Scott Wallace, president and chief executive of the National Alliance for Health Information Technology (NAHIT), also thinks that the understanding of how health IT works has made major strides since the last election.

“(The debate) is much more grounded than it was four years ago,” he said. “Then there was a tendency to look at technology as some kind of magic pixie dust that would make health care concerns go away. Now, politicians realize it involves a fundamental restructuring of how we think of IT and its role in health care.”

They see it now as “an integral part of the process and not a binary step,” he said.

But that also means that the issues involved with how IT can affect health care are much more complex, and that realization is preventing the presidential hopefuls so far from buttressing their proposals with many details of how they would prosecute their plans.

Microsoft launches HealthVault – platform for the people

Microsoft today launched a new technology platform it bills as the answer to how consumers can best get a handle on their healthcare information and share it.

Called Microsoft HealthVault, the technology not only has the support of healthcare providers, patient activists and device manufacturers, it also passes muster with one of the industry’s toughest privacy rights advocate Deborah Peel, MD, founder of the Patient Privacy Rights Foundation, one of 50 organizations that comprise the Coalition for Patient Privacy.

The company also unveiled a new search engine called Microsoft HealthVault Search.

The promise of HealthVault is that it will bring the health and technology industries together to create new applications, services and connected devices, said Peter Neupert, corporate vice president of Microsoft’s Health Solutions Group. People will be empowered to monitor anything from weight loss to diabetes, he said.

“People are concerned to find themselves at the center of the healthcare ecosystem today,” Neupert said, because they must navigate a complex web of disconnected interactions between providers, hospitals, insurance companies and even government agencies. Neupert added. “Our focus is simple: to empower people to lead healthy lives.”

Microsoft Wants Your Health Records

Step into a medical office, and you’re faced with a paradox of modern medicine. Just beyond the receptionist’s desk are all sorts of cutting-edge medical technology. Computed tomography scanners. Electrocardiogram machines. Bone densitometers.

But as you approach that desk to check in, you take a trip back in time. There the receptionist hands you a clipboard of forms. For the umpteenth time you fill in your name, age, allergies, medical history, and the like. For all the medical breakthroughs created by technology, medical records remain an anachronism.

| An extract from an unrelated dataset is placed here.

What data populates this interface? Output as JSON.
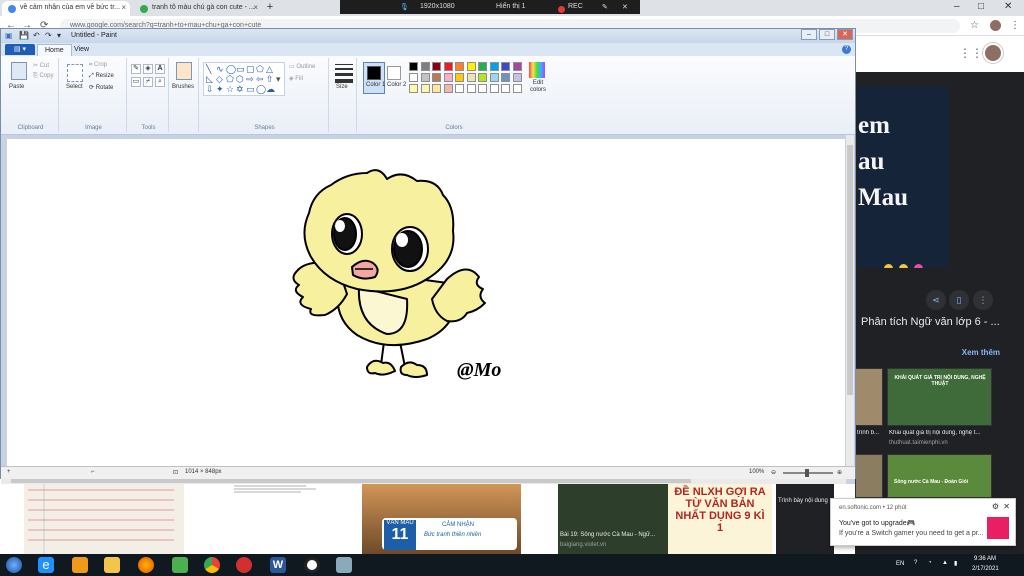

That’s changing as more companies vie to bring medical records into the Digital Age. Webmd Health Corp. (WBMD) and insurers such as Aetna (AET), United HealthCare (UNH), and WellPoint (WLP) have provided electronic medical records to policyholders for years. More recently large employers such as Wal-Mart (WMT) and AT&T (T) have been banding together to offer electronic health record systems. Revolution Health Group, led by former America Online (TWX) boss Steve Case, is trying to crack the market, as is search giant Google (GOOG).

Convincing patients that Microsoft can safeguard their data, though, won’t be easy. Dr. Deborah C. Peel, the founder and chair of the consumer advocacy group Patient Privacy Rights, says she believes Microsoft’s servers are about as secure as they get. That’s because “if they spill the data, it would completely ruin” Microsoft’s reputation, says Peel. “It would be like the Exxon Valdez.”